▸ **Exercise**:
Word for word, write out all of the data below.

(Data about app and page elements)
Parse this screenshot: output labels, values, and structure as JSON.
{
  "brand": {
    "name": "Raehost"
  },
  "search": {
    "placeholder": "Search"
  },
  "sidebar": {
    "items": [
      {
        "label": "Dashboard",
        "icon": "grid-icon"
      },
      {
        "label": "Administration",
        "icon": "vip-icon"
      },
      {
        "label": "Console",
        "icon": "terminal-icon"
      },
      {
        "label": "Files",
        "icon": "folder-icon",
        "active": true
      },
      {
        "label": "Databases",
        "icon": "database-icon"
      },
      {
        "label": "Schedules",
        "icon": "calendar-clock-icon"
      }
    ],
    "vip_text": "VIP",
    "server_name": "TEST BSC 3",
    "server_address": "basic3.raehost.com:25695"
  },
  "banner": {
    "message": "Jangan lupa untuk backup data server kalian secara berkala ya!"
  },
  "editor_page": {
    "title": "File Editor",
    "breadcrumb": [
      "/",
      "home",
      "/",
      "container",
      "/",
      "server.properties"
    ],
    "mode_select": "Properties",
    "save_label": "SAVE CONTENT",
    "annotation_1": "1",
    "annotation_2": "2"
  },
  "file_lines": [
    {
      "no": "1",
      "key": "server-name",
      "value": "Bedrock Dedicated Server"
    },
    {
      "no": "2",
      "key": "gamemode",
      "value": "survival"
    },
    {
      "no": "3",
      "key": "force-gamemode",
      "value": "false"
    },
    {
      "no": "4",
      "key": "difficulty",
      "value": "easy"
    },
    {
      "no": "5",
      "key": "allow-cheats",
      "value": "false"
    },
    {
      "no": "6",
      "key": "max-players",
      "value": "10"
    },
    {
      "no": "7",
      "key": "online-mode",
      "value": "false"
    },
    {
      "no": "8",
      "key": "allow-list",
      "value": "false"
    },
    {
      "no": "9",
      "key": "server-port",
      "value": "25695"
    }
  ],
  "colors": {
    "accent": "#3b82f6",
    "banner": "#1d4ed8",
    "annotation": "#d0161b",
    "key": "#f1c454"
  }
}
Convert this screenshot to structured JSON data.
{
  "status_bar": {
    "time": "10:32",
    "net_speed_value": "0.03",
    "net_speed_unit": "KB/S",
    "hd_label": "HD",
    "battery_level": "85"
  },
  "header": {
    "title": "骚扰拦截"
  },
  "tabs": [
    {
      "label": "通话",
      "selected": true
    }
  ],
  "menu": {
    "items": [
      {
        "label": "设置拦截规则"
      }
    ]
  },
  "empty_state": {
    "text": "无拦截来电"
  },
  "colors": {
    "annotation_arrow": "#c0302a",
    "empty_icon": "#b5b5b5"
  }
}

▸ **Completed exercise**:
Parse this screenshot: output labels, values, and structure as JSON.
{
  "brand": {
    "name": "Raehost"
  },
  "search": {
    "placeholder": "Search"
  },
  "sidebar": {
    "items": [
      {
        "label": "Dashboard",
        "icon": "grid-icon"
      },
      {
        "label": "Administration",
        "icon": "vip-icon"
      },
      {
        "label": "Console",
        "icon": "terminal-icon"
      },
      {
        "label": "Files",
        "icon": "folder-icon",
        "active": true
      },
      {
        "label": "Databases",
        "icon": "database-icon"
      },
      {
        "label": "Schedules",
        "icon": "calendar-clock-icon"
      }
    ],
    "vip_text": "VIP",
    "server_name": "TEST BSC 3",
    "server_address": "basic3.raehost.com:25695"
  },
  "banner": {
    "message": "Jangan lupa untuk backup data server kalian secara berkala ya!"
  },
  "editor_page": {
    "title": "File Editor",
    "breadcrumb": [
      "/",
      "home",
      "/",
      "container",
      "/",
      "server.properties"
    ],
    "mode_select": "Properties",
    "save_label": "SAVE CONTENT",
    "annotation_1": "1",
    "annotation_2": "2"
  },
  "file_lines": [
    {
      "no": "1",
      "key": "server-name",
      "value": "Bedrock Dedicated Server"
    },
    {
      "no": "2",
      "key": "gamemode",
      "value": "survival"
    },
    {
      "no": "3",
      "key": "force-gamemode",
      "value": "false"
    },
    {
      "no": "4",
      "key": "difficulty",
      "value": "easy"
    },
    {
      "no": "5",
      "key": "allow-cheats",
      "value": "false"
    },
    {
      "no": "6",
      "key": "max-players",
      "value": "10"
    },
    {
      "no": "7",
      "key": "online-mode",
      "value": "false"
    },
    {
      "no": "8",
      "key": "allow-list",
      "value": "false"
    },
    {
      "no": "9",
      "key": "server-port",
      "value": "25695"
    }
  ],
  "colors": {
    "accent": "#3b82f6",
    "banner": "#1d4ed8",
    "annotation": "#d0161b",
    "key": "#f1c454"
  }
}
Convert this screenshot to structured JSON data.
{
  "status_bar": {
    "time": "10:32",
    "net_speed_value": "0.03",
    "net_speed_unit": "KB/S",
    "hd_label": "HD",
    "battery_level": "85"
  },
  "header": {
    "title": "骚扰拦截"
  },
  "tabs": [
    {
      "label": "通话",
      "selected": true
    }
  ],
  "menu": {
    "items": [
      {
        "label": "设置拦截规则"
      }
    ]
  },
  "empty_state": {
    "text": "无拦截来电"
  },
  "colors": {
    "annotation_arrow": "#c0302a",
    "empty_icon": "#b5b5b5"
  }
}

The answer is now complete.